The world’s biggest coal buyer will likely purchase less from overseas in 2020 after a boost this year, according to analysts. With domestic production rising to a record and overall demand nearing a plateau, miners from top exporters such as Indonesia and Australia will find themselves squeezed.
China’s coal imports have raced ahead in 2019, surprising many who had predicted that the government would strictly clamp down on shipments in the later months just as it did in 2018. With economic growth at its weakest in decades amid a trade war with the U.S., import curbs were eased on the nation’s most-consumed fuel to help mitigate the pain of a slowdown.
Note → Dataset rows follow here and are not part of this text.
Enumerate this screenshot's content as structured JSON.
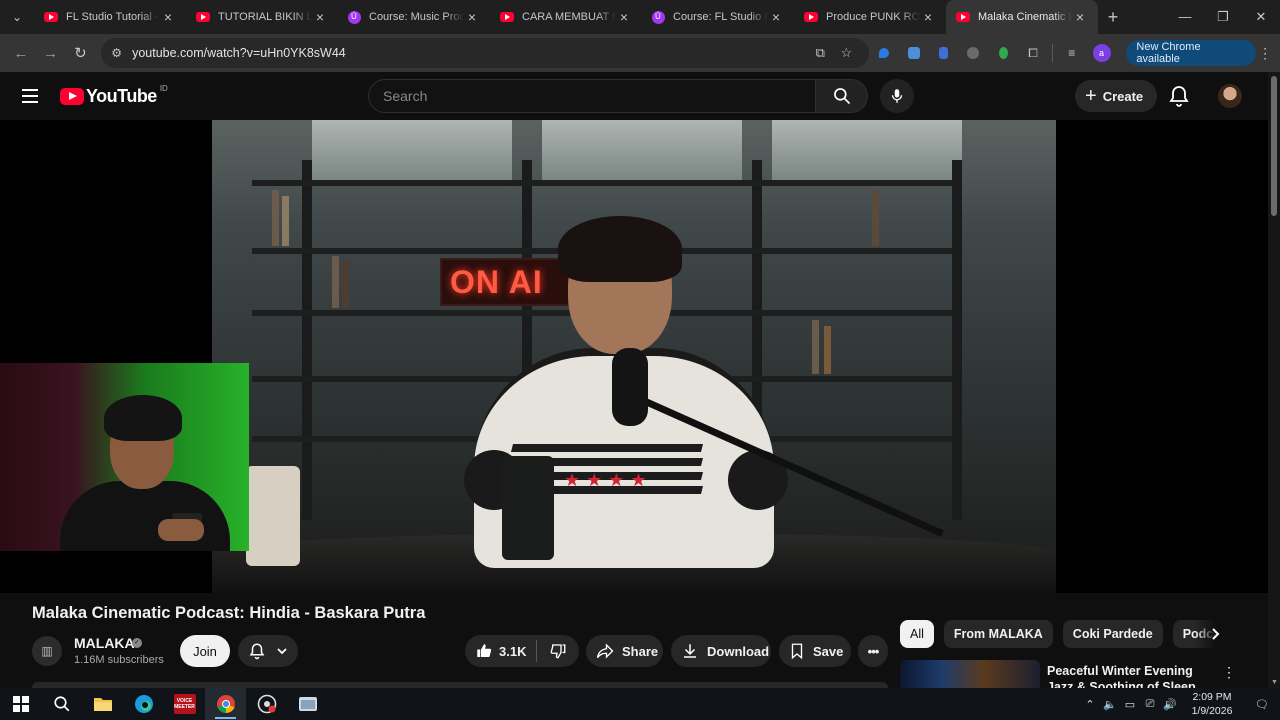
{
  "browser": {
    "tabs": [
      {
        "title": "FL Studio Tutorial - C",
        "favicon": "youtube-icon",
        "active": false
      },
      {
        "title": "TUTORIAL BIKIN LAG",
        "favicon": "youtube-icon",
        "active": false
      },
      {
        "title": "Course: Music Produ",
        "favicon": "udemy-icon",
        "active": false
      },
      {
        "title": "CARA MEMBUAT MU",
        "favicon": "youtube-icon",
        "active": false
      },
      {
        "title": "Course: FL Studio Int",
        "favicon": "udemy-icon",
        "active": false
      },
      {
        "title": "Produce PUNK ROCK",
        "favicon": "youtube-icon",
        "active": false
      },
      {
        "title": "Malaka Cinematic P",
        "favicon": "youtube-icon",
        "active": true
      }
    ],
    "url": "youtube.com/watch?v=uHn0YK8sW44",
    "profile_initial": "a",
    "update_label": "New Chrome available"
  },
  "youtube": {
    "logo_text": "YouTube",
    "country_code": "ID",
    "search_placeholder": "Search",
    "create_label": "Create"
  },
  "video": {
    "title": "Malaka Cinematic Podcast: Hindia - Baskara Putra",
    "neon_sign": "ON AI",
    "channel": {
      "name": "MALAKA",
      "subscribers": "1.16M subscribers",
      "verified": true
    },
    "join_label": "Join",
    "likes": "3.1K",
    "share_label": "Share",
    "download_label": "Download",
    "save_label": "Save"
  },
  "sidebar": {
    "chips": [
      {
        "label": "All",
        "selected": true
      },
      {
        "label": "From MALAKA",
        "selected": false
      },
      {
        "label": "Coki Pardede",
        "selected": false
      },
      {
        "label": "Podcasts",
        "selected": false
      }
    ],
    "related": [
      {
        "title": "Peaceful Winter Evening Jazz & Soothing of Sleep Jazz Pla"
      }
    ]
  },
  "taskbar": {
    "time": "2:09 PM",
    "date": "1/9/2026",
    "voicemeeter_label": "VOICE MEETER"
  },
  "colors": {
    "youtube_red": "#ff0033",
    "udemy_purple": "#a435f0",
    "background": "#0f0f0f",
    "chrome_update_blue": "#0f4a78"
  }
}
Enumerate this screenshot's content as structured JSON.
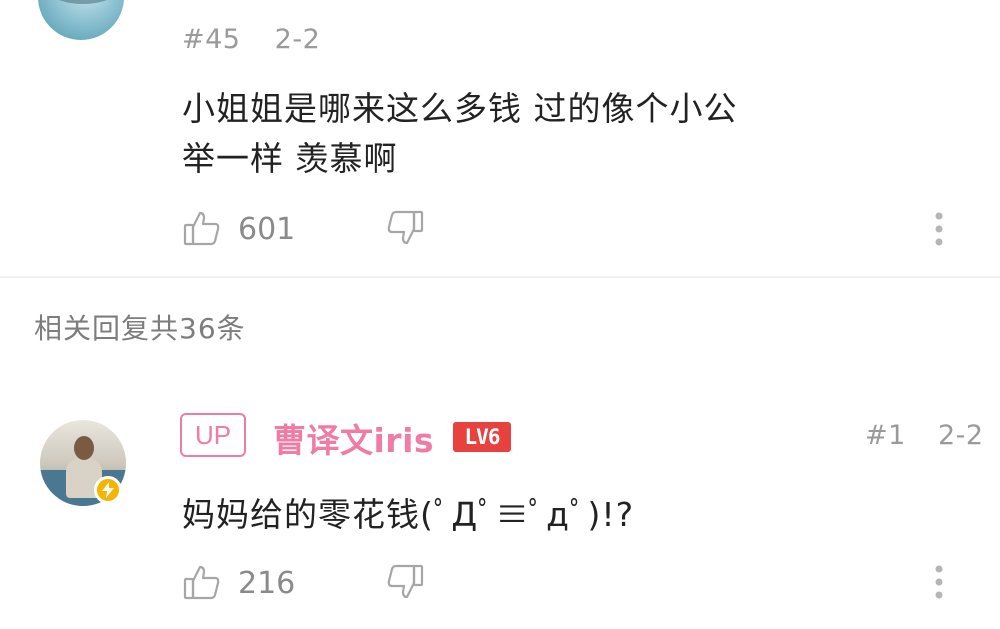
{
  "comments": [
    {
      "floor": "#45",
      "date": "2-2",
      "text_lines": [
        "小姐姐是哪来这么多钱 过的像个小公",
        "举一样 羡慕啊"
      ],
      "likes": "601"
    },
    {
      "badge": "UP",
      "username": "曹译文iris",
      "level": "LV6",
      "floor": "#1",
      "date": "2-2",
      "text": "妈妈给的零花钱(ﾟДﾟ≡ﾟдﾟ)!?",
      "likes": "216"
    }
  ],
  "replies_header": "相关回复共36条",
  "icons": [
    "thumbs-up-icon",
    "thumbs-down-icon",
    "more-vertical-icon",
    "lightning-icon"
  ],
  "colors": {
    "accent": "#f07ca3",
    "level": "#e7423e",
    "verified": "#f4b400",
    "muted": "#9a9a9a"
  }
}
Beijing regularly limits coal imports to buttress domestic miners amid a broader campaign to reduce the nation’s reliance on the fuel. Underpinning forecasts for lower imports in 2020 is the outlook for rising domestic supply as China promotes bigger and more efficient mining operations.
“New supply will create a coal glut,” said Michelle Leung, an analyst with Bloomberg Intelligence. That’s likely to cut China’s net imports by 8% in 2020 and hurt profitability of miners in Australia and Indonesia, she added.
China bought 299 million tons of coal for power and steel in the first 11 months, 10% higher than year-ago levels and a record for the period. It’s on course to exceed a 200 million- to 300 million-ton range touted by an industry official as necessary to support domestic miners and maintain balanced trade with exporting nations.
With more local supply to come in 2020, Chinese import controls will be a lasting feature and lead to a 25 million-ton drop in thermal coal purchases next year, Morgan Stanley estimates. The cutback will offset demand growth elsewhere in Asia, and seaborne prices may extend a slump to average $66 a ton from about $79 in 2019, the bank said.
For a country that burns and produces half the world’s coal, the strength of China’s import curbs may vary depending on the government’s competing priorities of protecting domestic miners and power plants. Utilities will face added pressure from January when market reforms are expected to result in lower electricity prices, which may hit their bottom line.
“The government wants to boost the economy any way it can, and a good way to do that is to let generators get the cheapest coal,” said James Stevenson, global director for coal research at IHS Markit Ltd. “At the same time, it doesn’t want imported coal risking domestic mining jobs.”
Zeng Hao, an analyst at Fenwei Energy Information Services Co., is among the few expecting China to further relax its grip on coal imports in 2020 as policy makers would be disinclined to intervene in “market-based activity” amid the slowing economy, he said.
Economists surveyed by Bloomberg this month expect China’s top leadership to set the target for economic growth at “about 6%” for 2020, which implies a continuation of the growth slowdown. The goal for this year is 6% to 6.5%.
Given the oversupply in China’s coal market, domestic prices are likely to remain at low levels next year, said Zhai Yu, a senior consultant at Wood Mackenzie Ltd. based in Beijing. That will reduce the attractiveness of overseas cargoes.
Spot coal at the main Qinhuangdao port is at a three-year low of 543 yuan a ton. A slide toward 500 yuan could motivate the government to step up restrictions on imports, he said.